▸ Data extracts
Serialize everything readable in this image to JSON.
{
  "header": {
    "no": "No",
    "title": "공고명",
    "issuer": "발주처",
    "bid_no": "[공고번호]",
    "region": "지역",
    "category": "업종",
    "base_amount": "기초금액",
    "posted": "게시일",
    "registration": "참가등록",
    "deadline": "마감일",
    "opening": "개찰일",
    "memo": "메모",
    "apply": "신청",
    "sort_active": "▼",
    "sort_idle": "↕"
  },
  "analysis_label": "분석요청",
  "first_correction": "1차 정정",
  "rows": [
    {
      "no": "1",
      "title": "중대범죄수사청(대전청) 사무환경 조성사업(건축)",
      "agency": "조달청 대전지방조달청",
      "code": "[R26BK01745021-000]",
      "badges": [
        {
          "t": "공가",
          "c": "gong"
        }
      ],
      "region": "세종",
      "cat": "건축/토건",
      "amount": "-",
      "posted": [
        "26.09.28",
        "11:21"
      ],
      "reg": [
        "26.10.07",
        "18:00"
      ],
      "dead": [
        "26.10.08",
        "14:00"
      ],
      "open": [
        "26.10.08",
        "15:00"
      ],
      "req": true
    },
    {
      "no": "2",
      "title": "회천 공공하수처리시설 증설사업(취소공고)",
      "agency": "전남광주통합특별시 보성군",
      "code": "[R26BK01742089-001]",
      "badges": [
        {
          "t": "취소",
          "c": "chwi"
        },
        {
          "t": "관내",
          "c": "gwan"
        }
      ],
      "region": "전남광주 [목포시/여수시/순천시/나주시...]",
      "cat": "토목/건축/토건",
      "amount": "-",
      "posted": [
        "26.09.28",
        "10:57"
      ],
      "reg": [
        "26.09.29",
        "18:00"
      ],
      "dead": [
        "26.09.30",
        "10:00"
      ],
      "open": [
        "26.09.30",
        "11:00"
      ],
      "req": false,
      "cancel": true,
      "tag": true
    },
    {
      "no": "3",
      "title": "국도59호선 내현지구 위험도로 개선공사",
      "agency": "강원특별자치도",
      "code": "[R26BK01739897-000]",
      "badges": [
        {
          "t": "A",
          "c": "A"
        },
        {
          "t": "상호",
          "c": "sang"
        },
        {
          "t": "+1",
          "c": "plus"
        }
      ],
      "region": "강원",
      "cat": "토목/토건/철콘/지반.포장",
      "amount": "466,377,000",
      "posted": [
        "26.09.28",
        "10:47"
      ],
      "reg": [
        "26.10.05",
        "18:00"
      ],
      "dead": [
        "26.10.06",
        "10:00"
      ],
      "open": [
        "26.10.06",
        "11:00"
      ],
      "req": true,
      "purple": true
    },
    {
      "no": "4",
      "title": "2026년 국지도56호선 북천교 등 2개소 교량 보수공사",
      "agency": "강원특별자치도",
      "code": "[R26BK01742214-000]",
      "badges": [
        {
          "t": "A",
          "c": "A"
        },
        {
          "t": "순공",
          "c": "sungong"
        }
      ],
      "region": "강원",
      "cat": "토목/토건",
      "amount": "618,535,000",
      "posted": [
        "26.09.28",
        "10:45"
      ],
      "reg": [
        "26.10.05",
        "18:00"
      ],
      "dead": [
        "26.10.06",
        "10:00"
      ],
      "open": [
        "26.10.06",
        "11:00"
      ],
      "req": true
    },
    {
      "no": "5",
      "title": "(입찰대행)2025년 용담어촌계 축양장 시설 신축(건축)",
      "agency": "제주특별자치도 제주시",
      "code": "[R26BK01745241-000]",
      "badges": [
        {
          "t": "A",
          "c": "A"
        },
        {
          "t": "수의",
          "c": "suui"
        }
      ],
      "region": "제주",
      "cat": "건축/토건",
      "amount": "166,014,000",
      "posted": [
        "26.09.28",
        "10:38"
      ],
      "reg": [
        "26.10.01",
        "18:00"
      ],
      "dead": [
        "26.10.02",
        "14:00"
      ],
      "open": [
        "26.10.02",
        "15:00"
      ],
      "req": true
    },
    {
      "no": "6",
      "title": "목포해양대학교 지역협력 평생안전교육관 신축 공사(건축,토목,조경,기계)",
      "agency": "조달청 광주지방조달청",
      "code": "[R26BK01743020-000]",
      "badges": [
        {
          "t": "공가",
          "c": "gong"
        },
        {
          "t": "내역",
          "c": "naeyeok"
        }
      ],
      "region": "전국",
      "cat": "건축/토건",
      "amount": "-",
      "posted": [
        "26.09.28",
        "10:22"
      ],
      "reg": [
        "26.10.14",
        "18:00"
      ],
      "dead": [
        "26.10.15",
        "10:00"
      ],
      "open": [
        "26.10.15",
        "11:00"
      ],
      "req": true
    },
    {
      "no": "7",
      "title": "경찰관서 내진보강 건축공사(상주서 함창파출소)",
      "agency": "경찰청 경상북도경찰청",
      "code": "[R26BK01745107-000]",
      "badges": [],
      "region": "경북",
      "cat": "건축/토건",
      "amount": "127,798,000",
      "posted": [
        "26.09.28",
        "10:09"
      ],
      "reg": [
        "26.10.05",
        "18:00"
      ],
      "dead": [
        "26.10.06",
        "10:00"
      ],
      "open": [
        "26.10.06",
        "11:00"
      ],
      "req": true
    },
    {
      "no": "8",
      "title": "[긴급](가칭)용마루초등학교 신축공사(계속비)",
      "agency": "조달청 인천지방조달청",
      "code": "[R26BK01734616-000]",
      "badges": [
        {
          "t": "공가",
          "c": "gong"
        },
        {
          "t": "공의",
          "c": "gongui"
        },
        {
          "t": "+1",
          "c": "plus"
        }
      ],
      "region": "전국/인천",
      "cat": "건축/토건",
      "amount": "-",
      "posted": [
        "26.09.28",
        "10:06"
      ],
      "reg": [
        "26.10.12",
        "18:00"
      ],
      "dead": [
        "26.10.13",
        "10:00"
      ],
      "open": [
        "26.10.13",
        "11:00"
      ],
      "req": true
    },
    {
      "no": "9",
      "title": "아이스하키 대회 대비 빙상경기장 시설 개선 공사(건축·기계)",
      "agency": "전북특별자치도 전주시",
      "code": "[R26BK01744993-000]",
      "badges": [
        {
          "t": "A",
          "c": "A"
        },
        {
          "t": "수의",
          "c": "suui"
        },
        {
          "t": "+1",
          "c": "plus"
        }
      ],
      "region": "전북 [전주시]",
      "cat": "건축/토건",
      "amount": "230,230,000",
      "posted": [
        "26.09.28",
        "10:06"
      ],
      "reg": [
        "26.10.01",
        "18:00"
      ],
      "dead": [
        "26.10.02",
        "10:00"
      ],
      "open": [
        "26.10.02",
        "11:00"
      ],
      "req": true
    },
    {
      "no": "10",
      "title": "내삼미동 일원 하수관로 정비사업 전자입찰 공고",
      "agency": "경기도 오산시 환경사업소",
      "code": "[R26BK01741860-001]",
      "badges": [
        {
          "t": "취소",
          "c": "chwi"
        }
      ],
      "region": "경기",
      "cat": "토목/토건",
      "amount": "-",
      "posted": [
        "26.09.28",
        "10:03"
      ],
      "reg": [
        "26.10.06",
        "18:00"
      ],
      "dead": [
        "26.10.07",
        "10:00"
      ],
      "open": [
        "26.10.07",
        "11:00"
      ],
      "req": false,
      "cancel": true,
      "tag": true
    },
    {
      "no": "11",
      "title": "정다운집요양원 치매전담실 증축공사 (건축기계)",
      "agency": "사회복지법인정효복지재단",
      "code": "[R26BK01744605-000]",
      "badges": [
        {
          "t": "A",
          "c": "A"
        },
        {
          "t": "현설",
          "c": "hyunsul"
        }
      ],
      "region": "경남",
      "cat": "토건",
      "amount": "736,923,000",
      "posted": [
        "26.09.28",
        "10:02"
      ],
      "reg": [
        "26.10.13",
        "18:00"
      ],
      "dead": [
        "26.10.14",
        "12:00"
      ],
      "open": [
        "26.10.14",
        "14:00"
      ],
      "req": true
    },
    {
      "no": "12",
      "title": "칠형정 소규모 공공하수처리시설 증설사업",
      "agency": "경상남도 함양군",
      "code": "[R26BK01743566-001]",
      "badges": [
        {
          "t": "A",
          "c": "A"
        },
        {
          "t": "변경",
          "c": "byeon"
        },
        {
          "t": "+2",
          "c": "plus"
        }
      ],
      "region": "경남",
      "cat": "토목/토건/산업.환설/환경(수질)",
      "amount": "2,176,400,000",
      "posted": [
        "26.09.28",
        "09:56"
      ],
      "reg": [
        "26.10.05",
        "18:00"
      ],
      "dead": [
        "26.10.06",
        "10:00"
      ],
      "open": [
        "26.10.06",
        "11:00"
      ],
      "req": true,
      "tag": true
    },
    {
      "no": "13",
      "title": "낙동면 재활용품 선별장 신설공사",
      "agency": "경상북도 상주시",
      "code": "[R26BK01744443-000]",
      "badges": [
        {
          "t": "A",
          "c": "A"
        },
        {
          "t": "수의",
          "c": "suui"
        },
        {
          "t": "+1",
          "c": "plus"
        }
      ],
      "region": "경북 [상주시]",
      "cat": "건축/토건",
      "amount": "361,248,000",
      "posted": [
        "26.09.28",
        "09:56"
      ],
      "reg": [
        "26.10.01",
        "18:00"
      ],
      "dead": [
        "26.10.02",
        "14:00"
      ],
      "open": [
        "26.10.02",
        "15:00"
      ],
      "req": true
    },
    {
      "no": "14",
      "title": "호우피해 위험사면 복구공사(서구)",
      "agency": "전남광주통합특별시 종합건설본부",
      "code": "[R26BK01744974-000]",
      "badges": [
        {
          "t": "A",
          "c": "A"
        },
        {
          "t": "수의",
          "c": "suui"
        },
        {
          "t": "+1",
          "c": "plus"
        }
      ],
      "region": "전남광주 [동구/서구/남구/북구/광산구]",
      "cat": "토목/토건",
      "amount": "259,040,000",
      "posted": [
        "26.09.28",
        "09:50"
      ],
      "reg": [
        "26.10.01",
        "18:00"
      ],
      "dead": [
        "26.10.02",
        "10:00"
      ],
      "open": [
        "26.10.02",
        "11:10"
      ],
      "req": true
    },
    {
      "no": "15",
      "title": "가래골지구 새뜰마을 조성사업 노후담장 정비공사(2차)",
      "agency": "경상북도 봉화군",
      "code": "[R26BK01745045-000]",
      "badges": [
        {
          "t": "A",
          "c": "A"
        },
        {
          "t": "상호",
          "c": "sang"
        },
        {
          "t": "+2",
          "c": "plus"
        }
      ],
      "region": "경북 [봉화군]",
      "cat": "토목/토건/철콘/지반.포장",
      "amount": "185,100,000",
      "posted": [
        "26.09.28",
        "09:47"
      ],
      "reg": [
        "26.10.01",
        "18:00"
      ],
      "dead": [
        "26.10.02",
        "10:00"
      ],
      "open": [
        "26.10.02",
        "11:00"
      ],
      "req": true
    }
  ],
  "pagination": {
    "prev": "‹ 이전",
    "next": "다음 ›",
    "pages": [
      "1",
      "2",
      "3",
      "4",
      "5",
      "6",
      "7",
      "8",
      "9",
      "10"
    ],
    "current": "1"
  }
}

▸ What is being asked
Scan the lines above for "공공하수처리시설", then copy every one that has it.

▸ Solution
      "title": "회천 공공하수처리시설 증설사업(취소공고)",
      "title": "칠형정 소규모 공공하수처리시설 증설사업",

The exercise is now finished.